But U.S. Rep. Olver was all of these things. He was a polymath with integrity who represented the people of Berkshire County and Western Massachusetts in Congress for more than two decades. He did so while preferring behind-the-scenes work over time in front of the cameras.
Rep. Olver was elected to the U.S. House of Representatives in 1991 and served until retiring in 2013. He died last week at 86, but his inclination to let accomplishments speak louder than soundbites leaves a legacy that will live on by serving future generations. All who have been dazzled at the Colonial Theatre, enjoyed the Ashuwillticook Rail Trail or watched their kids play basketball at the North Adams Armory building owe thanks to Rep. Olver for securing the funding for those critical pieces of our county’s community infrastructure — even if the late congressman’s humble outlook would prevent him from accepting such a debt of gratitude.
For Rep. Olver, politics was a means to principled ends. He forwent the spotlight, opting to direct it toward the issues that mattered most to everyday people in his district and around the world. His advocacy for universal health insurance and fairer access to care for all Americans presciently shaped today’s national conversation on health care reform. With a Ph.D. in chemistry and experience as a professor at University of Massachusetts Amherst, his science background made him a critical thinker and crucial voice on pressing issues from energy to environmental protection. In 2010, Rep. Olver received the Soldier On Award from the regional veterans group for his leadership and actions toward ending veteran homelessness.

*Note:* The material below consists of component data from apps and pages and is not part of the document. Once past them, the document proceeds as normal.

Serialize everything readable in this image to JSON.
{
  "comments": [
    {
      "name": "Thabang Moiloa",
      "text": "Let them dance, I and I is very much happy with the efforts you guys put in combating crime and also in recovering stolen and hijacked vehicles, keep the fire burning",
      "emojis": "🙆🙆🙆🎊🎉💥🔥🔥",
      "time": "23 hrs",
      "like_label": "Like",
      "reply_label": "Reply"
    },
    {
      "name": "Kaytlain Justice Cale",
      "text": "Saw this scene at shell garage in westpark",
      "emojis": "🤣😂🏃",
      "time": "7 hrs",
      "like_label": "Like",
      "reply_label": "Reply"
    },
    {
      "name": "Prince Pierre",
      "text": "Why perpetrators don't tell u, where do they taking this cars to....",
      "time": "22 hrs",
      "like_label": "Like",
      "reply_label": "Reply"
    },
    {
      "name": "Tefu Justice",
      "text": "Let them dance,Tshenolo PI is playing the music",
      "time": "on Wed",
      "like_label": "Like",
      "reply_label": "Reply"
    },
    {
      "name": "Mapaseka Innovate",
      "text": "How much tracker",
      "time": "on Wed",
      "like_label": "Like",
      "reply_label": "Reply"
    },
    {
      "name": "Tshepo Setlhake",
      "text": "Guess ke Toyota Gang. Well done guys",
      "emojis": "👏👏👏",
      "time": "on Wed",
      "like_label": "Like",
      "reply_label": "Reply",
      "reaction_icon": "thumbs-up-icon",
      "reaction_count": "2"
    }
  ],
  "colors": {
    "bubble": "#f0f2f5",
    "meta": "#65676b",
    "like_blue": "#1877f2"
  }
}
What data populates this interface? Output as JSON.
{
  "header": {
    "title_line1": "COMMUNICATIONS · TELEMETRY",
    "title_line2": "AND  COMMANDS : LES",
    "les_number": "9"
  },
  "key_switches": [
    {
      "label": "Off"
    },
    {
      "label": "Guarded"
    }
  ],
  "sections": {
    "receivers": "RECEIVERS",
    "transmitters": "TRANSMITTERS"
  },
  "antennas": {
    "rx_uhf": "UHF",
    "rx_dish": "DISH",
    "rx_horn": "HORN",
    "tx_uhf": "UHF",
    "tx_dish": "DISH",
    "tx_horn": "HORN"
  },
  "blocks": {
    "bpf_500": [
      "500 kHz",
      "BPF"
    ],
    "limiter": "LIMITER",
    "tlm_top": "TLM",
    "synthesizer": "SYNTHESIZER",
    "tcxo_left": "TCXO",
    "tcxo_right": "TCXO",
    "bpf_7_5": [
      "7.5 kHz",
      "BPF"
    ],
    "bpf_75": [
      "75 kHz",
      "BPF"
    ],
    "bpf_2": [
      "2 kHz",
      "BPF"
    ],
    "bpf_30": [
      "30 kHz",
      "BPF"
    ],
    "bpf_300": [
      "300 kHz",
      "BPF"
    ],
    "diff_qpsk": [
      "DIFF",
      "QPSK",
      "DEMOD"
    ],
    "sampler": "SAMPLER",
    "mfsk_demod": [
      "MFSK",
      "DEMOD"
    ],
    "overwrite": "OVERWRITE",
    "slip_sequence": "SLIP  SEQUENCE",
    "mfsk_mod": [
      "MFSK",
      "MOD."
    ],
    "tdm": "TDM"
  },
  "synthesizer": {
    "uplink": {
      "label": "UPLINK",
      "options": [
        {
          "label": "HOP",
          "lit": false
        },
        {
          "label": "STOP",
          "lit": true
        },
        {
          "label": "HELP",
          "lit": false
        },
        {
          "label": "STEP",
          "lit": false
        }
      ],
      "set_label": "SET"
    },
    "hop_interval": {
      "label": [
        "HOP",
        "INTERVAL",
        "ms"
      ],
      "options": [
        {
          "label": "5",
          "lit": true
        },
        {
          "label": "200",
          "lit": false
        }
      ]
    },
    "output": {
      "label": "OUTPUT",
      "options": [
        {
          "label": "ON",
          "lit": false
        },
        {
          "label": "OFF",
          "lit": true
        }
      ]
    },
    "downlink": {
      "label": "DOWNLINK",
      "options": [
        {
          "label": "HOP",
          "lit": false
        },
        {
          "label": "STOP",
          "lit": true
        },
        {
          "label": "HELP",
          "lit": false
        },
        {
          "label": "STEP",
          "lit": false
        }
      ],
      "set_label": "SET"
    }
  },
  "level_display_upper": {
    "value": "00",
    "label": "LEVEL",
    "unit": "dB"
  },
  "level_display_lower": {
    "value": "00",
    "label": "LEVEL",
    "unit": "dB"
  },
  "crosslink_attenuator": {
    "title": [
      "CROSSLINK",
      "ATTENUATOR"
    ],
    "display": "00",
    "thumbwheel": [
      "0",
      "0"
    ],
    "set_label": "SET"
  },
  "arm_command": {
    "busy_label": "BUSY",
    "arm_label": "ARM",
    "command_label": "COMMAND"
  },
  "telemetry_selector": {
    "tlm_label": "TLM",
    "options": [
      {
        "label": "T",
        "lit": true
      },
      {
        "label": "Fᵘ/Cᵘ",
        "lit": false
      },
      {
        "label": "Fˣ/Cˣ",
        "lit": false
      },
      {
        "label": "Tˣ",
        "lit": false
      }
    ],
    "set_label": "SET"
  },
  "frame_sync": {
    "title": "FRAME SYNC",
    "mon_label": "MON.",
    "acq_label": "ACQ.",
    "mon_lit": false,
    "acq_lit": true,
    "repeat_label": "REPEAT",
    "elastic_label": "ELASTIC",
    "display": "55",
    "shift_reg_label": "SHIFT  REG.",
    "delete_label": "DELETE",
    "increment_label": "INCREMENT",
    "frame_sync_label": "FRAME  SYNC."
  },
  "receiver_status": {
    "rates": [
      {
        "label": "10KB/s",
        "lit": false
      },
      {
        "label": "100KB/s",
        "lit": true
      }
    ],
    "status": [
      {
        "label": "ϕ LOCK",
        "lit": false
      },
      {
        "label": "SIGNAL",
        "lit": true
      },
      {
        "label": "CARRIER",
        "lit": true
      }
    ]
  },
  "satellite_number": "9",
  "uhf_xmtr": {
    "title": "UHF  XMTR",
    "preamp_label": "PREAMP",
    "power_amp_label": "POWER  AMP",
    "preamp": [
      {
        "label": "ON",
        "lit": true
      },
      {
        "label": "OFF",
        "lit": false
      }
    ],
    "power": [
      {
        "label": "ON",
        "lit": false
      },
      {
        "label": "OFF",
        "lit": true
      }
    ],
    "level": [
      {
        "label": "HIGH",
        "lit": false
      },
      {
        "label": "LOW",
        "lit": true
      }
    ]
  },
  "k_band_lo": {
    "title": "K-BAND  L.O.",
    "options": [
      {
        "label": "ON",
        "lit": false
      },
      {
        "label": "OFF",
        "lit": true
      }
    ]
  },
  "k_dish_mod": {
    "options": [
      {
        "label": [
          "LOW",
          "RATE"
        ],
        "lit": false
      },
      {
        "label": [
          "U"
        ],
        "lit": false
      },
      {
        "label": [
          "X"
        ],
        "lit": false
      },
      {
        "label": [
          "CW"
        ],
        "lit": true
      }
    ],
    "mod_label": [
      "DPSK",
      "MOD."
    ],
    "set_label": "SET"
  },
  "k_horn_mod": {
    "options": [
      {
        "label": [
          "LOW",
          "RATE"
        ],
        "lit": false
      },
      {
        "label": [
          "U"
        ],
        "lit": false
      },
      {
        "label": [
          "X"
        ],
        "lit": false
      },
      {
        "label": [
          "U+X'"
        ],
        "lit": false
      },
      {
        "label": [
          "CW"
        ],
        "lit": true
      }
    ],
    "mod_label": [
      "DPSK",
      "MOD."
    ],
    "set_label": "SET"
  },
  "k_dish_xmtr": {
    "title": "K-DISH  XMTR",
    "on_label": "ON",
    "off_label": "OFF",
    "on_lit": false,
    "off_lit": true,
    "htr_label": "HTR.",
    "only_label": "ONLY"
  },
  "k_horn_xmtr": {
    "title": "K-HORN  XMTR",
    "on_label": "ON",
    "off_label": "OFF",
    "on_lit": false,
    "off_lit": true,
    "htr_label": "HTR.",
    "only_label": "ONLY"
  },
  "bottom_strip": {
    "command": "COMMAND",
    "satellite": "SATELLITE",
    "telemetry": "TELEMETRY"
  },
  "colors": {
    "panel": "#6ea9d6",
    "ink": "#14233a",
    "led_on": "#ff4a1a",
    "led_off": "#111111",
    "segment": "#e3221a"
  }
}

And when it came to standing up for those principles, he did not shy away from a fight — or its consequences. He was twice arrested outside the Sudanese embassy in D.C. for protesting genocide and humanitarian crisis — while he was a member of Congress. U.S. Rep. Jim McGovern, D-Worcester, helped to organize those protests and asked Rep. Olver to join.
“The first time I asked him, I noted that we would likely be arrested and spend hours in jail. He agreed right away — his conscience would allow no less,” McGovern wrote in a statement last week. “John knew what was right and just did it. ... His integrity and support of human rights remains a source of great inspiration for me and so many others around the world.”
Indeed, we hope Rep. Olver’s rare combination of a wonk’s mind and an activist’s heart will continue to inspire officials and advocates alike. For our future generation of leaders, this congressman who never lost a race over two decades showed that the principles of integrity and unalloyed public service can survive in the harsh vacuum of politics. And for both high-minded advocates and those losing faith in our democratic republic, Rep. Olver exemplified that doing the right thing still matters even when the odds and the political zeitgeist are against you.
In fact, that’s when it matters most. Rep. Olver was not on the winning side of every vote or movement, from his consistent stance against military intervention in Iraq to his push for still-unrealized comprehensive immigration reform. But when he went to work in a city like D.C. known for the jaded and cynical, he refused to be either — because those qualities would not help him better serve his district and the people of Western Mass. He knew his constituents — many in rural regions, underserved and overlooked — needed substance, not flash. On the issues that concerned him most, he understood that it was the depth of his convictions, not the volume of his voice, that mattered.
It is sad that few of today’s household names in Congress match the character modeled by John Olver. But we are proud and thankful that model’s legacy lives on in Western Mass. May it inspire the politicians and activists of the future at a time when it’s sorely needed.
Rest in peace, Rep. Olver.